“The thing that we look for is community impact,” added Landis, executive director and co-founder of Creative Grounds Fine Arts Academy, a performing arts theater in Greenwood. “It’s not about us but impacting our community and the arts as a whole.”
The focus extends outward as well. GGAC is preparing an online video with testimonials from local artists who have benefited from the GGAC events, along with images and video from past events. “This will hopefully catch the eye of possible future board members who want to be a part of the art culture in our city, as well as possible donors to sponsor future events,” Diers says.
One of those testimonials will come from Patty Coulter, a local artist and past board member. “Arts are critical in our community, and I’d like to see even more of a presence,” says Coulter, whose art has been displayed in Hamilton County and the Madison Chautauqua Festival of Art. “I’m glad to see (GGAC) continuing on.”
Coulter, the inaugural wine label winner for the Art Uncorked event that GGAC previously held with Mallow Run Winery, says GGAC is vital to giving opportunities for artists to hone their talents.

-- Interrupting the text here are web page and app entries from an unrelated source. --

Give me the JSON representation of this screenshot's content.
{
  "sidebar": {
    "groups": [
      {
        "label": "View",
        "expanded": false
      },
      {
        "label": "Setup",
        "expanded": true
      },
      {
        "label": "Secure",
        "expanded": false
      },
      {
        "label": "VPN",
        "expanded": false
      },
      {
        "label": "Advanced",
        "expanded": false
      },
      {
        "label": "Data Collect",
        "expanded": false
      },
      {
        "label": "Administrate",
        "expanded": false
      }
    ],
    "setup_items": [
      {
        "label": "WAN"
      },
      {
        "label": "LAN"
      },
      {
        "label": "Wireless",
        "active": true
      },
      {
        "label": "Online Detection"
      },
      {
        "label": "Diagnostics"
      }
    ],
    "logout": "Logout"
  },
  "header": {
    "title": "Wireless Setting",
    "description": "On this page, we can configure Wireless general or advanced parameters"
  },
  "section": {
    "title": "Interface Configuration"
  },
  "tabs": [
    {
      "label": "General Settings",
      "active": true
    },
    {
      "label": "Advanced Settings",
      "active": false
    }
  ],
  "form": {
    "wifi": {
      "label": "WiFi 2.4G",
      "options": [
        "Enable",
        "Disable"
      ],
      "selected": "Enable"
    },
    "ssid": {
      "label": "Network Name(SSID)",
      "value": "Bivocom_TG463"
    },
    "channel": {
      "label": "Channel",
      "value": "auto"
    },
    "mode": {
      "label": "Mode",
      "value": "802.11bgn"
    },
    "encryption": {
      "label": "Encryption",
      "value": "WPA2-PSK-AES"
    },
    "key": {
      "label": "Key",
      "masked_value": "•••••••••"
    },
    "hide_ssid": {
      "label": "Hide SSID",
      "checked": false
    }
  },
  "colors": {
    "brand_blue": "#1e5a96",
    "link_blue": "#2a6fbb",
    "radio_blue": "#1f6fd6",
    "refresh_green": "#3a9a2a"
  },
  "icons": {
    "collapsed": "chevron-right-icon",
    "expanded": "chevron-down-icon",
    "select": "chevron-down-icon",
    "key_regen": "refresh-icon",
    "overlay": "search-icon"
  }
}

Take the Art for the Ages show, for example. Seeing many young artists participate thrilled Coulter, who loves to talk with children about art.
“It’s so important for these kids to have art in the community,” says Coulter, who has been a watercolor painter for 25 years and dabbles in other mediums. “When somebody has talent, they need to express it.”
It is not just students who benefit. The show exposes people of all ages to
workshops and classes and gives people confidence to put their art on display. And it shows that there is a strong arts presence in Greenwood and Johnson County, which is a positive for the area.
“Artists are the most giving and sharing group of people I’ve ever met,” Coulter says.
GGAC faces some pandemic-related challenges, but those hurdles cannot erase the positives that the organization brought to Greenwood over the years.
“COVID has definitely given us some challenges on future projects, both because many board members dropped out and because of gathering in large groups,” Diers says. “Thankfully most restrictions have been lifted so we can move forward and begin growing the council again.”

GGAC wants you!
The Greater Greenwood Arts Council Board of Directors meets 4 to 5:30 p.m. the first Monday of each month at the Greenwood Public Library, 310 S. Meridian St., Greenwood. Anyone is welcome to attend.
GGAC is looking for volunteers for projects as well as board members, who agree to serve a three-year commitment. “We are looking for board members who are passionate about sharing all forms of art in the community,” says GGAC President Mark Landis, noting that you do not have to be an artist to be on the board. “When you appreciate art, you can then share that passion with your community.”
For more information, contact the GGAC at [email protected] or visit its website at